▶ _Data to use_
[Start of section]
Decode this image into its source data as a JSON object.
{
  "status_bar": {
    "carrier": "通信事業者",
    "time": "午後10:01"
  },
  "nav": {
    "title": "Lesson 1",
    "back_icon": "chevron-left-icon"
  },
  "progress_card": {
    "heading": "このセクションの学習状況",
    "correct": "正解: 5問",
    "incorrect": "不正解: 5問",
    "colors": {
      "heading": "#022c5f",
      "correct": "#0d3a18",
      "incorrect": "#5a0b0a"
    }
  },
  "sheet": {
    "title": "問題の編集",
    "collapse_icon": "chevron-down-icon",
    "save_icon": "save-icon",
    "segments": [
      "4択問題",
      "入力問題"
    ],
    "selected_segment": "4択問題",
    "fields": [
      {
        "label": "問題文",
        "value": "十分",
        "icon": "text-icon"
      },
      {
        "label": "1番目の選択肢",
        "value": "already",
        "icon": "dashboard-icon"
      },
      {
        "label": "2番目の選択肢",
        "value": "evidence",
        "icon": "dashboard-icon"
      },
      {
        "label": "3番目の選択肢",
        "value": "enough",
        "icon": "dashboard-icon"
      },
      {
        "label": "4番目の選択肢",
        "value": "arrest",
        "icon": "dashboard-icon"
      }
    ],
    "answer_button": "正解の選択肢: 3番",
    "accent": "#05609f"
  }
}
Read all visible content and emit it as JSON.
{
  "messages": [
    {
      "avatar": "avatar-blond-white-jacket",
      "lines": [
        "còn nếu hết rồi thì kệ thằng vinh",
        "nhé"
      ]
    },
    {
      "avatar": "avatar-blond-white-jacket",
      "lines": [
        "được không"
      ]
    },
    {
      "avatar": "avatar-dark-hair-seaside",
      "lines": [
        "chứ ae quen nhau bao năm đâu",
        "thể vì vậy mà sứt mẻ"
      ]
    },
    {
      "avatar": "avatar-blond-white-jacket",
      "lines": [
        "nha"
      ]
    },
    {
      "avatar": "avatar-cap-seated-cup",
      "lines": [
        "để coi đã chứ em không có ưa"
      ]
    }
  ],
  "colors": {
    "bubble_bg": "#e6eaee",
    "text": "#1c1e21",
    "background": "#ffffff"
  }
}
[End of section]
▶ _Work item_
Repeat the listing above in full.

▶ _Solution below_
Decode this image into its source data as a JSON object.
{
  "status_bar": {
    "carrier": "通信事業者",
    "time": "午後10:01"
  },
  "nav": {
    "title": "Lesson 1",
    "back_icon": "chevron-left-icon"
  },
  "progress_card": {
    "heading": "このセクションの学習状況",
    "correct": "正解: 5問",
    "incorrect": "不正解: 5問",
    "colors": {
      "heading": "#022c5f",
      "correct": "#0d3a18",
      "incorrect": "#5a0b0a"
    }
  },
  "sheet": {
    "title": "問題の編集",
    "collapse_icon": "chevron-down-icon",
    "save_icon": "save-icon",
    "segments": [
      "4択問題",
      "入力問題"
    ],
    "selected_segment": "4択問題",
    "fields": [
      {
        "label": "問題文",
        "value": "十分",
        "icon": "text-icon"
      },
      {
        "label": "1番目の選択肢",
        "value": "already",
        "icon": "dashboard-icon"
      },
      {
        "label": "2番目の選択肢",
        "value": "evidence",
        "icon": "dashboard-icon"
      },
      {
        "label": "3番目の選択肢",
        "value": "enough",
        "icon": "dashboard-icon"
      },
      {
        "label": "4番目の選択肢",
        "value": "arrest",
        "icon": "dashboard-icon"
      }
    ],
    "answer_button": "正解の選択肢: 3番",
    "accent": "#05609f"
  }
}
Read all visible content and emit it as JSON.
{
  "messages": [
    {
      "avatar": "avatar-blond-white-jacket",
      "lines": [
        "còn nếu hết rồi thì kệ thằng vinh",
        "nhé"
      ]
    },
    {
      "avatar": "avatar-blond-white-jacket",
      "lines": [
        "được không"
      ]
    },
    {
      "avatar": "avatar-dark-hair-seaside",
      "lines": [
        "chứ ae quen nhau bao năm đâu",
        "thể vì vậy mà sứt mẻ"
      ]
    },
    {
      "avatar": "avatar-blond-white-jacket",
      "lines": [
        "nha"
      ]
    },
    {
      "avatar": "avatar-cap-seated-cup",
      "lines": [
        "để coi đã chứ em không có ưa"
      ]
    }
  ],
  "colors": {
    "bubble_bg": "#e6eaee",
    "text": "#1c1e21",
    "background": "#ffffff"
  }
}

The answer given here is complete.